Mary Riddell is just one of many journalists who have passed comment of late on the 'nasty, short and brutish life' of the factory farmed chicken. She is certain that Jamie Oliver's and Hugh Fearnley-Whittingstall's related tv programmes will convince people to pay an extra £1 for the 'high-welfare' variety. Jim Plumley, head of sales and marketing for the Channel Islands Co-operative Society, disagrees:
"There are people who are less fortunate than others and are concerned about the price of free range chickens,’ he said. ‘People who are perhaps more fortunate will have a better choice."

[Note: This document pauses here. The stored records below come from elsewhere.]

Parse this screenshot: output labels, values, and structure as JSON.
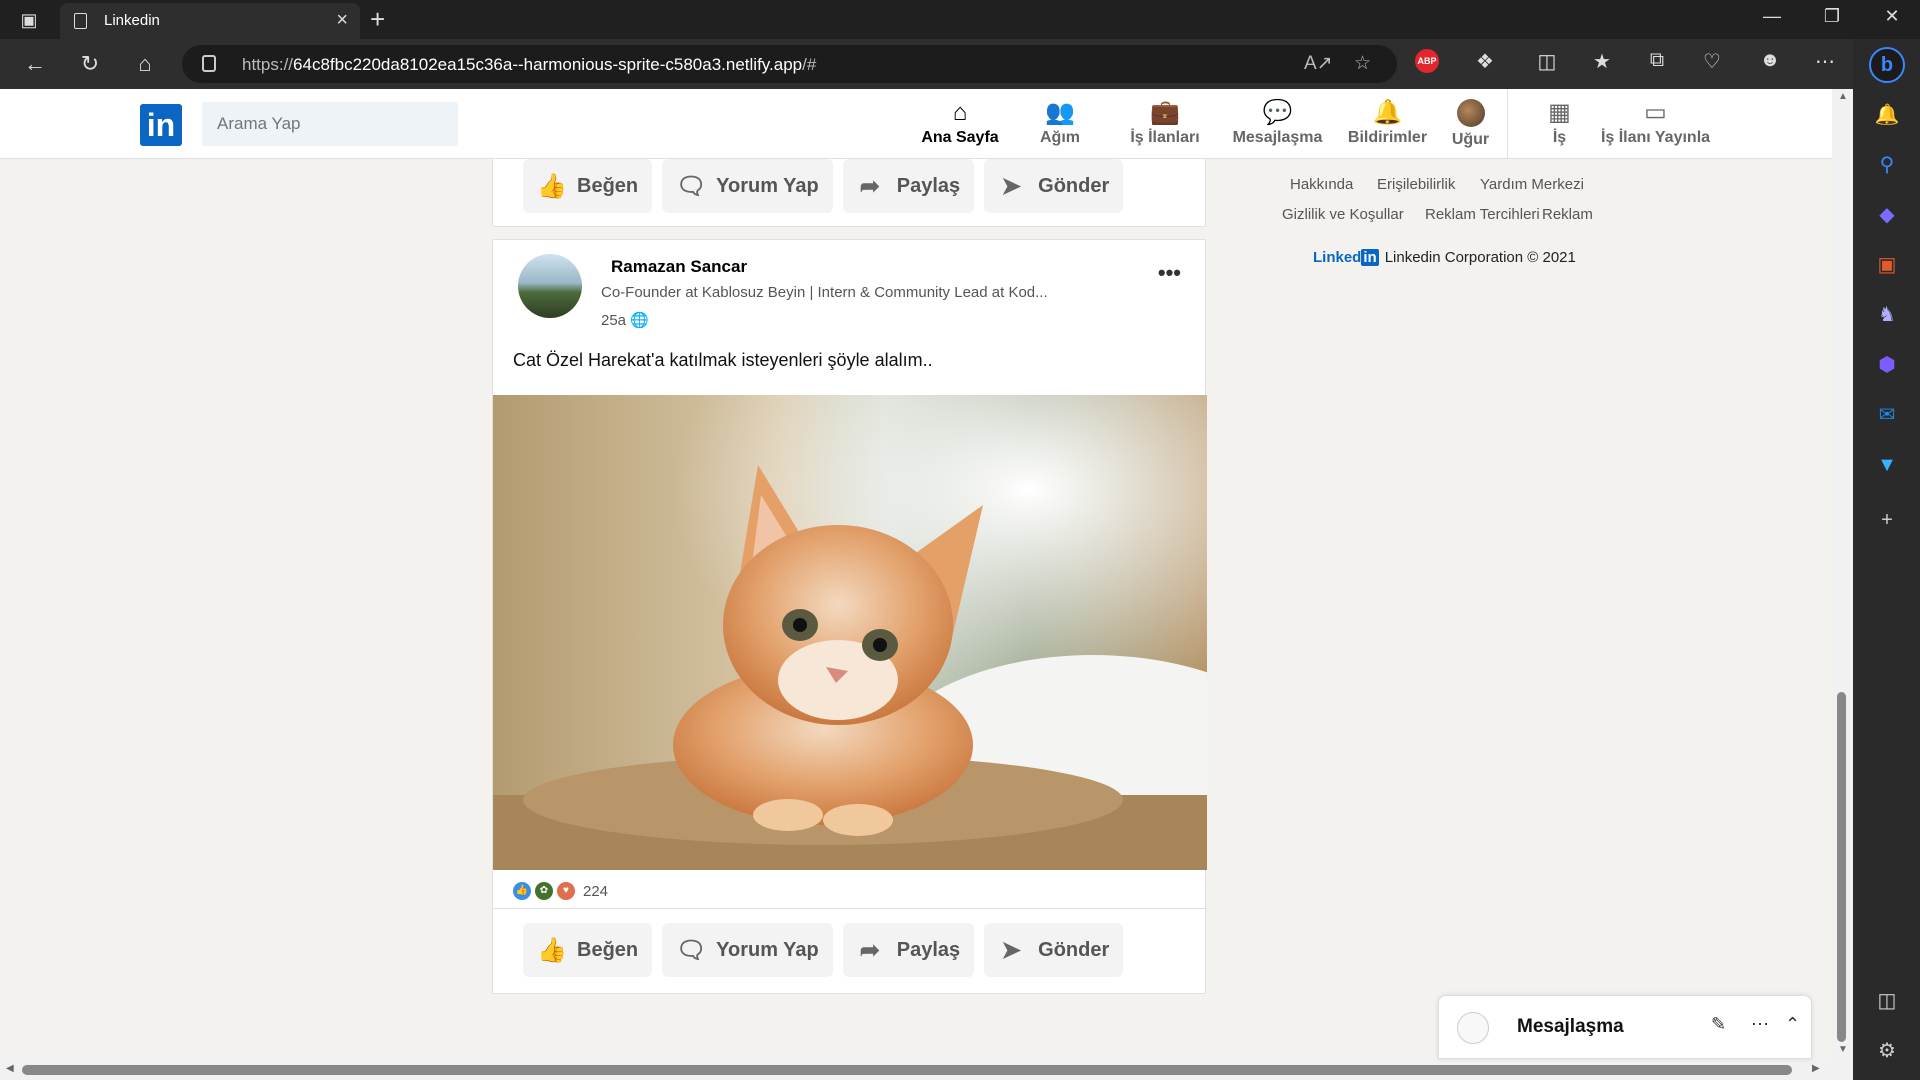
{
  "browser": {
    "tab_title": "Linkedin",
    "url_prefix": "https://",
    "url_host": "64c8fbc220da8102ea15c36a--harmonious-sprite-c580a3.netlify.app",
    "url_suffix": "/#",
    "abp_label": "ABP",
    "bing_label": "b"
  },
  "header": {
    "logo": "in",
    "search_placeholder": "Arama Yap",
    "nav": [
      {
        "label": "Ana Sayfa",
        "icon": "home-icon"
      },
      {
        "label": "Ağım",
        "icon": "people-icon"
      },
      {
        "label": "İş İlanları",
        "icon": "briefcase-icon"
      },
      {
        "label": "Mesajlaşma",
        "icon": "chat-icon"
      },
      {
        "label": "Bildirimler",
        "icon": "bell-icon"
      },
      {
        "label": "Uğur",
        "icon": "avatar"
      },
      {
        "label": "İş",
        "icon": "grid-icon"
      },
      {
        "label": "İş İlanı Yayınla",
        "icon": "post-job-icon"
      }
    ]
  },
  "actions": {
    "like": "Beğen",
    "comment": "Yorum Yap",
    "share": "Paylaş",
    "send": "Gönder"
  },
  "post": {
    "author": "Ramazan Sancar",
    "headline": "Co-Founder at Kablosuz Beyin | Intern & Community Lead at Kod...",
    "time": "25a",
    "more": "•••",
    "text": "Cat Özel Harekat'a katılmak isteyenleri şöyle alalım..",
    "reaction_count": "224"
  },
  "footer": {
    "links": [
      "Hakkında",
      "Erişilebilirlik",
      "Yardım Merkezi",
      "Gizlilik ve Koşullar",
      "Reklam Tercihleri",
      "Reklam"
    ],
    "brand_text": "Linked",
    "brand_in": "in",
    "corporation": "Linkedin Corporation © 2021"
  },
  "messaging": {
    "title": "Mesajlaşma"
  },
  "colors": {
    "brand": "#0a66c2",
    "page_bg": "#f3f2ef"
  }
}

Indeed. People starve while food rots. But what is interesting about Riddell's position in the reformist quagmire is that she goes on to compare the cramped living conditions of the 855 million meat chickens reared in the UK every year with those often suicidal unfortunates in that country's overcrowded prisons. This is, alas, as far as it goes. She does not come close to recognizing that the profit system is the cause of such animal and human suffering. As D.H.Lawrence said, earning a wage is a prison occupation. She does not, therefore, make the more pertinent comparison: cages for animals - boxes for workers:

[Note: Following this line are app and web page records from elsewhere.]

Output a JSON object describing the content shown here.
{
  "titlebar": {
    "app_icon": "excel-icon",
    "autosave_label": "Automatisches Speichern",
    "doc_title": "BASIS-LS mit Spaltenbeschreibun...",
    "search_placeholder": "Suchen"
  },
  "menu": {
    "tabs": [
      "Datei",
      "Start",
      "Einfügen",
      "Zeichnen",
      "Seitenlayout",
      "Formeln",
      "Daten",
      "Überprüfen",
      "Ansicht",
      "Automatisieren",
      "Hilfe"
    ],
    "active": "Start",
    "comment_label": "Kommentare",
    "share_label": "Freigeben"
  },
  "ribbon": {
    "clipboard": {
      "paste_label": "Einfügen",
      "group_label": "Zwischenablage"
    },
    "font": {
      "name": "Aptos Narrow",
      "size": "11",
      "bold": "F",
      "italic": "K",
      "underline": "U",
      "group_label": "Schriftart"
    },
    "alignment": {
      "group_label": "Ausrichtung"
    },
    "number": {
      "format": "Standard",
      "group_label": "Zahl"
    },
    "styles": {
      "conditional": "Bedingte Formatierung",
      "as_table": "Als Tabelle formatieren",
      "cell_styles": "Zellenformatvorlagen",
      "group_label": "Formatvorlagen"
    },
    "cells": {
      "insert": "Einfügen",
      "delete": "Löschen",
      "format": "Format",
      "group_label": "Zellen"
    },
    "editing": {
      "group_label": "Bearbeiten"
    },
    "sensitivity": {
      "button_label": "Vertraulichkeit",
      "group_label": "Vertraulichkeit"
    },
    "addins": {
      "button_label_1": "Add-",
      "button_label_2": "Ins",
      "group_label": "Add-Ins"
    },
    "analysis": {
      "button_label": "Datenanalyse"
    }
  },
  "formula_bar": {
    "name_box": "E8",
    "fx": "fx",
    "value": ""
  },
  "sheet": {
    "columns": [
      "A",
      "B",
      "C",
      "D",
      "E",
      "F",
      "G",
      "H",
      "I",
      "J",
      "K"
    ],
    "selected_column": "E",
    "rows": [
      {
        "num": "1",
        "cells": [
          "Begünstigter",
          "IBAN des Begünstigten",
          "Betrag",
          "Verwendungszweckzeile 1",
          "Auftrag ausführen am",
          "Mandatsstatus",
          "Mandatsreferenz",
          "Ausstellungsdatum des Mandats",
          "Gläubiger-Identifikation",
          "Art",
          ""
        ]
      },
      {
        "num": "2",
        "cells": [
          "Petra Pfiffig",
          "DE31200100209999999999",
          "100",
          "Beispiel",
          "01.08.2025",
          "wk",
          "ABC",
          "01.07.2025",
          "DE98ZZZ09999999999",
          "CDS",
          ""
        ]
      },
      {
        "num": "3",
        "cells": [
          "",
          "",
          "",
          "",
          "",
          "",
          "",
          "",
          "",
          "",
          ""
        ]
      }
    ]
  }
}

"...But bad living conditions are not suffered by animals only. Look around the world and see the shanty towns, tenements, back-to-back slums, tower blocks and jerry built council and private estates. The majority of the working class live and die in cramped, overcrowded, unhealthy conditions, lacking privacy or quiet, and often in an environment of depressing ugliness. There are some workers who can negotiate a set of wages that allows them to live in some degree of comfort, rather as the race-horse or pedigree breeding animal may be housed in special quarters. More than a century agitation and legislation have not however eradicated cramped and inadequate living conditions for the majority of humans.
"Yet it would seem a simple matter to provide comfortable living conditions for people - and for animals. The arguments against doing so are couched in accountant's jargon -alternative methods are dismissed as 'uneconomic', 'too labour intensive', 'not viable', 'unprofitable'. Members of the working class hardly need reminding that resistance to higher wages is the first principle in the code of every employer. Economic self-interest and competition override all finer feelings.

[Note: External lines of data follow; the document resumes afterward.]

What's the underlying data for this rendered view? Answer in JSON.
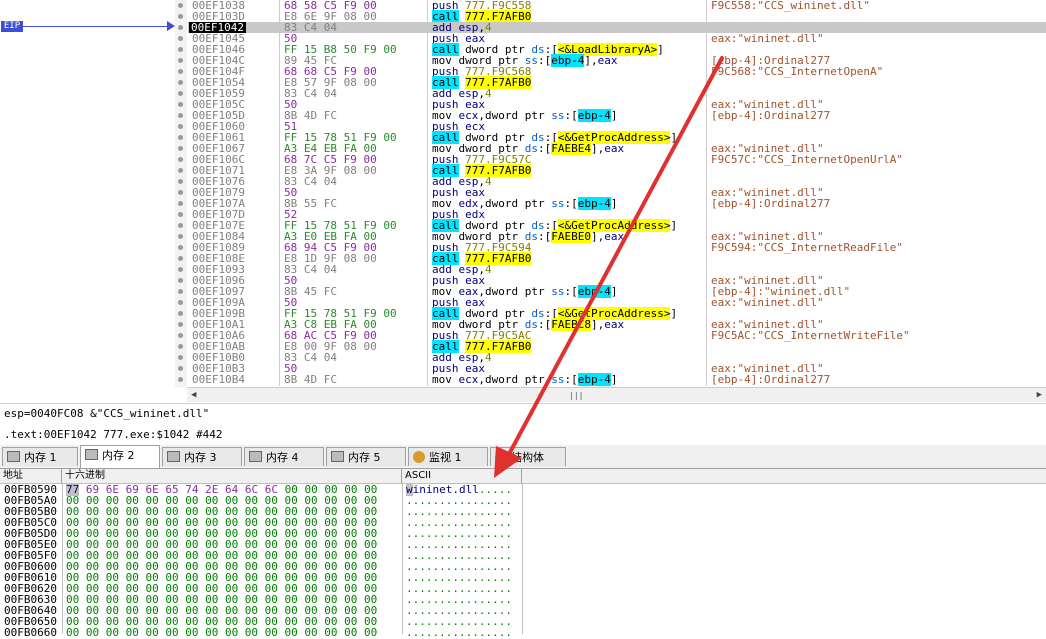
{
  "eip_label": "EIP",
  "disasm": {
    "rows": [
      {
        "addr": "00EF1038",
        "bytes": "68 58 C5 F9 00",
        "bclass": "p",
        "ins": [
          [
            "push ",
            "k-push"
          ],
          [
            "777.F9C558",
            "k-num"
          ]
        ],
        "cmt": "F9C558:\"CCS_wininet.dll\"",
        "cur": false
      },
      {
        "addr": "00EF103D",
        "bytes": "E8 6E 9F 08 00",
        "bclass": "",
        "ins": [
          [
            "call",
            "k-call"
          ],
          [
            " ",
            ""
          ],
          [
            "777.F7AFB0",
            "hlY"
          ]
        ],
        "cmt": "",
        "cur": false
      },
      {
        "addr": "00EF1042",
        "bytes": "83 C4 04",
        "bclass": "",
        "ins": [
          [
            "add ",
            "k-push"
          ],
          [
            "esp",
            "k-reg"
          ],
          [
            ",",
            ""
          ],
          [
            "4",
            "k-num"
          ]
        ],
        "cmt": "",
        "cur": true
      },
      {
        "addr": "00EF1045",
        "bytes": "50",
        "bclass": "p",
        "ins": [
          [
            "push ",
            "k-push"
          ],
          [
            "eax",
            "k-reg"
          ]
        ],
        "cmt": "eax:\"wininet.dll\"",
        "cur": false
      },
      {
        "addr": "00EF1046",
        "bytes": "FF 15 B8 50 F9 00",
        "bclass": "g",
        "ins": [
          [
            "call",
            "k-call"
          ],
          [
            " dword ptr ",
            ""
          ],
          [
            "ds",
            "k-seg"
          ],
          [
            ":[",
            ""
          ],
          [
            "<&LoadLibraryA>",
            "hlY"
          ],
          [
            "]",
            ""
          ]
        ],
        "cmt": "",
        "cur": false
      },
      {
        "addr": "00EF104C",
        "bytes": "89 45 FC",
        "bclass": "",
        "ins": [
          [
            "mov ",
            ""
          ],
          [
            "dword ptr ",
            ""
          ],
          [
            "ss",
            "k-seg"
          ],
          [
            ":[",
            ""
          ],
          [
            "ebp-4",
            "k-br"
          ],
          [
            "],",
            ""
          ],
          [
            "eax",
            "k-reg"
          ]
        ],
        "cmt": "[ebp-4]:Ordinal277",
        "cur": false
      },
      {
        "addr": "00EF104F",
        "bytes": "68 68 C5 F9 00",
        "bclass": "p",
        "ins": [
          [
            "push ",
            "k-push"
          ],
          [
            "777.F9C568",
            "k-num"
          ]
        ],
        "cmt": "F9C568:\"CCS_InternetOpenA\"",
        "cur": false
      },
      {
        "addr": "00EF1054",
        "bytes": "E8 57 9F 08 00",
        "bclass": "",
        "ins": [
          [
            "call",
            "k-call"
          ],
          [
            " ",
            ""
          ],
          [
            "777.F7AFB0",
            "hlY"
          ]
        ],
        "cmt": "",
        "cur": false
      },
      {
        "addr": "00EF1059",
        "bytes": "83 C4 04",
        "bclass": "",
        "ins": [
          [
            "add ",
            "k-push"
          ],
          [
            "esp",
            "k-reg"
          ],
          [
            ",",
            ""
          ],
          [
            "4",
            "k-num"
          ]
        ],
        "cmt": "",
        "cur": false
      },
      {
        "addr": "00EF105C",
        "bytes": "50",
        "bclass": "p",
        "ins": [
          [
            "push ",
            "k-push"
          ],
          [
            "eax",
            "k-reg"
          ]
        ],
        "cmt": "eax:\"wininet.dll\"",
        "cur": false
      },
      {
        "addr": "00EF105D",
        "bytes": "8B 4D FC",
        "bclass": "",
        "ins": [
          [
            "mov ",
            ""
          ],
          [
            "ecx",
            "k-reg"
          ],
          [
            ",dword ptr ",
            ""
          ],
          [
            "ss",
            "k-seg"
          ],
          [
            ":[",
            ""
          ],
          [
            "ebp-4",
            "k-br"
          ],
          [
            "]",
            ""
          ]
        ],
        "cmt": "[ebp-4]:Ordinal277",
        "cur": false
      },
      {
        "addr": "00EF1060",
        "bytes": "51",
        "bclass": "p",
        "ins": [
          [
            "push ",
            "k-push"
          ],
          [
            "ecx",
            "k-reg"
          ]
        ],
        "cmt": "",
        "cur": false
      },
      {
        "addr": "00EF1061",
        "bytes": "FF 15 78 51 F9 00",
        "bclass": "g",
        "ins": [
          [
            "call",
            "k-call"
          ],
          [
            " dword ptr ",
            ""
          ],
          [
            "ds",
            "k-seg"
          ],
          [
            ":[",
            ""
          ],
          [
            "<&GetProcAddress>",
            "hlY"
          ],
          [
            "]",
            ""
          ]
        ],
        "cmt": "",
        "cur": false
      },
      {
        "addr": "00EF1067",
        "bytes": "A3 E4 EB FA 00",
        "bclass": "g",
        "ins": [
          [
            "mov ",
            ""
          ],
          [
            "dword ptr ",
            ""
          ],
          [
            "ds",
            "k-seg"
          ],
          [
            ":[",
            ""
          ],
          [
            "FAEBE4",
            "hlY"
          ],
          [
            "],",
            ""
          ],
          [
            "eax",
            "k-reg"
          ]
        ],
        "cmt": "eax:\"wininet.dll\"",
        "cur": false
      },
      {
        "addr": "00EF106C",
        "bytes": "68 7C C5 F9 00",
        "bclass": "p",
        "ins": [
          [
            "push ",
            "k-push"
          ],
          [
            "777.F9C57C",
            "k-num"
          ]
        ],
        "cmt": "F9C57C:\"CCS_InternetOpenUrlA\"",
        "cur": false
      },
      {
        "addr": "00EF1071",
        "bytes": "E8 3A 9F 08 00",
        "bclass": "",
        "ins": [
          [
            "call",
            "k-call"
          ],
          [
            " ",
            ""
          ],
          [
            "777.F7AFB0",
            "hlY"
          ]
        ],
        "cmt": "",
        "cur": false
      },
      {
        "addr": "00EF1076",
        "bytes": "83 C4 04",
        "bclass": "",
        "ins": [
          [
            "add ",
            "k-push"
          ],
          [
            "esp",
            "k-reg"
          ],
          [
            ",",
            ""
          ],
          [
            "4",
            "k-num"
          ]
        ],
        "cmt": "",
        "cur": false
      },
      {
        "addr": "00EF1079",
        "bytes": "50",
        "bclass": "p",
        "ins": [
          [
            "push ",
            "k-push"
          ],
          [
            "eax",
            "k-reg"
          ]
        ],
        "cmt": "eax:\"wininet.dll\"",
        "cur": false
      },
      {
        "addr": "00EF107A",
        "bytes": "8B 55 FC",
        "bclass": "",
        "ins": [
          [
            "mov ",
            ""
          ],
          [
            "edx",
            "k-reg"
          ],
          [
            ",dword ptr ",
            ""
          ],
          [
            "ss",
            "k-seg"
          ],
          [
            ":[",
            ""
          ],
          [
            "ebp-4",
            "k-br"
          ],
          [
            "]",
            ""
          ]
        ],
        "cmt": "[ebp-4]:Ordinal277",
        "cur": false
      },
      {
        "addr": "00EF107D",
        "bytes": "52",
        "bclass": "p",
        "ins": [
          [
            "push ",
            "k-push"
          ],
          [
            "edx",
            "k-reg"
          ]
        ],
        "cmt": "",
        "cur": false
      },
      {
        "addr": "00EF107E",
        "bytes": "FF 15 78 51 F9 00",
        "bclass": "g",
        "ins": [
          [
            "call",
            "k-call"
          ],
          [
            " dword ptr ",
            ""
          ],
          [
            "ds",
            "k-seg"
          ],
          [
            ":[",
            ""
          ],
          [
            "<&GetProcAddress>",
            "hlY"
          ],
          [
            "]",
            ""
          ]
        ],
        "cmt": "",
        "cur": false
      },
      {
        "addr": "00EF1084",
        "bytes": "A3 E0 EB FA 00",
        "bclass": "g",
        "ins": [
          [
            "mov ",
            ""
          ],
          [
            "dword ptr ",
            ""
          ],
          [
            "ds",
            "k-seg"
          ],
          [
            ":[",
            ""
          ],
          [
            "FAEBE0",
            "hlY"
          ],
          [
            "],",
            ""
          ],
          [
            "eax",
            "k-reg"
          ]
        ],
        "cmt": "eax:\"wininet.dll\"",
        "cur": false
      },
      {
        "addr": "00EF1089",
        "bytes": "68 94 C5 F9 00",
        "bclass": "p",
        "ins": [
          [
            "push ",
            "k-push"
          ],
          [
            "777.F9C594",
            "k-num"
          ]
        ],
        "cmt": "F9C594:\"CCS_InternetReadFile\"",
        "cur": false
      },
      {
        "addr": "00EF108E",
        "bytes": "E8 1D 9F 08 00",
        "bclass": "",
        "ins": [
          [
            "call",
            "k-call"
          ],
          [
            " ",
            ""
          ],
          [
            "777.F7AFB0",
            "hlY"
          ]
        ],
        "cmt": "",
        "cur": false
      },
      {
        "addr": "00EF1093",
        "bytes": "83 C4 04",
        "bclass": "",
        "ins": [
          [
            "add ",
            "k-push"
          ],
          [
            "esp",
            "k-reg"
          ],
          [
            ",",
            ""
          ],
          [
            "4",
            "k-num"
          ]
        ],
        "cmt": "",
        "cur": false
      },
      {
        "addr": "00EF1096",
        "bytes": "50",
        "bclass": "p",
        "ins": [
          [
            "push ",
            "k-push"
          ],
          [
            "eax",
            "k-reg"
          ]
        ],
        "cmt": "eax:\"wininet.dll\"",
        "cur": false
      },
      {
        "addr": "00EF1097",
        "bytes": "8B 45 FC",
        "bclass": "",
        "ins": [
          [
            "mov ",
            ""
          ],
          [
            "eax",
            "k-reg"
          ],
          [
            ",dword ptr ",
            ""
          ],
          [
            "ss",
            "k-seg"
          ],
          [
            ":[",
            ""
          ],
          [
            "ebp-4",
            "k-br"
          ],
          [
            "]",
            ""
          ]
        ],
        "cmt": "[ebp-4]:\"wininet.dll\"",
        "cur": false
      },
      {
        "addr": "00EF109A",
        "bytes": "50",
        "bclass": "p",
        "ins": [
          [
            "push ",
            "k-push"
          ],
          [
            "eax",
            "k-reg"
          ]
        ],
        "cmt": "eax:\"wininet.dll\"",
        "cur": false
      },
      {
        "addr": "00EF109B",
        "bytes": "FF 15 78 51 F9 00",
        "bclass": "g",
        "ins": [
          [
            "call",
            "k-call"
          ],
          [
            " dword ptr ",
            ""
          ],
          [
            "ds",
            "k-seg"
          ],
          [
            ":[",
            ""
          ],
          [
            "<&GetProcAddress>",
            "hlY"
          ],
          [
            "]",
            ""
          ]
        ],
        "cmt": "",
        "cur": false
      },
      {
        "addr": "00EF10A1",
        "bytes": "A3 C8 EB FA 00",
        "bclass": "g",
        "ins": [
          [
            "mov ",
            ""
          ],
          [
            "dword ptr ",
            ""
          ],
          [
            "ds",
            "k-seg"
          ],
          [
            ":[",
            ""
          ],
          [
            "FAEBC8",
            "hlY"
          ],
          [
            "],",
            ""
          ],
          [
            "eax",
            "k-reg"
          ]
        ],
        "cmt": "eax:\"wininet.dll\"",
        "cur": false
      },
      {
        "addr": "00EF10A6",
        "bytes": "68 AC C5 F9 00",
        "bclass": "p",
        "ins": [
          [
            "push ",
            "k-push"
          ],
          [
            "777.F9C5AC",
            "k-num"
          ]
        ],
        "cmt": "F9C5AC:\"CCS_InternetWriteFile\"",
        "cur": false
      },
      {
        "addr": "00EF10AB",
        "bytes": "E8 00 9F 08 00",
        "bclass": "",
        "ins": [
          [
            "call",
            "k-call"
          ],
          [
            " ",
            ""
          ],
          [
            "777.F7AFB0",
            "hlY"
          ]
        ],
        "cmt": "",
        "cur": false
      },
      {
        "addr": "00EF10B0",
        "bytes": "83 C4 04",
        "bclass": "",
        "ins": [
          [
            "add ",
            "k-push"
          ],
          [
            "esp",
            "k-reg"
          ],
          [
            ",",
            ""
          ],
          [
            "4",
            "k-num"
          ]
        ],
        "cmt": "",
        "cur": false
      },
      {
        "addr": "00EF10B3",
        "bytes": "50",
        "bclass": "p",
        "ins": [
          [
            "push ",
            "k-push"
          ],
          [
            "eax",
            "k-reg"
          ]
        ],
        "cmt": "eax:\"wininet.dll\"",
        "cur": false
      },
      {
        "addr": "00EF10B4",
        "bytes": "8B 4D FC",
        "bclass": "",
        "ins": [
          [
            "mov ",
            ""
          ],
          [
            "ecx",
            "k-reg"
          ],
          [
            ",dword ptr ",
            ""
          ],
          [
            "ss",
            "k-seg"
          ],
          [
            ":[",
            ""
          ],
          [
            "ebp-4",
            "k-br"
          ],
          [
            "]",
            ""
          ]
        ],
        "cmt": "[ebp-4]:Ordinal277",
        "cur": false
      }
    ]
  },
  "info": {
    "line1": "esp=0040FC08 &\"CCS_wininet.dll\"",
    "line2": ".text:00EF1042 777.exe:$1042 #442"
  },
  "tabs": [
    {
      "label": "内存 1",
      "icon": "memory-icon",
      "active": false
    },
    {
      "label": "内存 2",
      "icon": "memory-icon",
      "active": true
    },
    {
      "label": "内存 3",
      "icon": "memory-icon",
      "active": false
    },
    {
      "label": "内存 4",
      "icon": "memory-icon",
      "active": false
    },
    {
      "label": "内存 5",
      "icon": "memory-icon",
      "active": false
    },
    {
      "label": "监视 1",
      "icon": "watch-icon",
      "active": false
    },
    {
      "label": "结构体",
      "icon": "struct-icon",
      "active": false
    }
  ],
  "dump": {
    "headers": {
      "addr": "地址",
      "hex": "十六进制",
      "ascii": "ASCII"
    },
    "rows": [
      {
        "addr": "00FB0590",
        "hex": "77 69 6E 69 6E 65 74 2E 64 6C 6C 00 00 00 00 00",
        "ascii": "wininet.dll....."
      },
      {
        "addr": "00FB05A0",
        "hex": "00 00 00 00 00 00 00 00 00 00 00 00 00 00 00 00",
        "ascii": "................"
      },
      {
        "addr": "00FB05B0",
        "hex": "00 00 00 00 00 00 00 00 00 00 00 00 00 00 00 00",
        "ascii": "................"
      },
      {
        "addr": "00FB05C0",
        "hex": "00 00 00 00 00 00 00 00 00 00 00 00 00 00 00 00",
        "ascii": "................"
      },
      {
        "addr": "00FB05D0",
        "hex": "00 00 00 00 00 00 00 00 00 00 00 00 00 00 00 00",
        "ascii": "................"
      },
      {
        "addr": "00FB05E0",
        "hex": "00 00 00 00 00 00 00 00 00 00 00 00 00 00 00 00",
        "ascii": "................"
      },
      {
        "addr": "00FB05F0",
        "hex": "00 00 00 00 00 00 00 00 00 00 00 00 00 00 00 00",
        "ascii": "................"
      },
      {
        "addr": "00FB0600",
        "hex": "00 00 00 00 00 00 00 00 00 00 00 00 00 00 00 00",
        "ascii": "................"
      },
      {
        "addr": "00FB0610",
        "hex": "00 00 00 00 00 00 00 00 00 00 00 00 00 00 00 00",
        "ascii": "................"
      },
      {
        "addr": "00FB0620",
        "hex": "00 00 00 00 00 00 00 00 00 00 00 00 00 00 00 00",
        "ascii": "................"
      },
      {
        "addr": "00FB0630",
        "hex": "00 00 00 00 00 00 00 00 00 00 00 00 00 00 00 00",
        "ascii": "................"
      },
      {
        "addr": "00FB0640",
        "hex": "00 00 00 00 00 00 00 00 00 00 00 00 00 00 00 00",
        "ascii": "................"
      },
      {
        "addr": "00FB0650",
        "hex": "00 00 00 00 00 00 00 00 00 00 00 00 00 00 00 00",
        "ascii": "................"
      },
      {
        "addr": "00FB0660",
        "hex": "00 00 00 00 00 00 00 00 00 00 00 00 00 00 00 00",
        "ascii": "................"
      }
    ]
  },
  "colors": {
    "eip": "#3c4fd6",
    "call_bg": "#00e5ff",
    "highlight": "#ffff00",
    "annotation": "#e03030"
  }
}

". . . The human race and society are not superior to,or apart from, nature but a product of of the universal process of evolution. As the only living creatures on this planet capable of consciously changing the environment and with an insight into the laws of nature we have a special interest in protecting and conserving the earth which is our means of life. Such an outlook will permeate socialist society - a true respect for our environment and fellow living creatures." (From the article, 'Livestock Liberation', Socialist Standard, June 1979)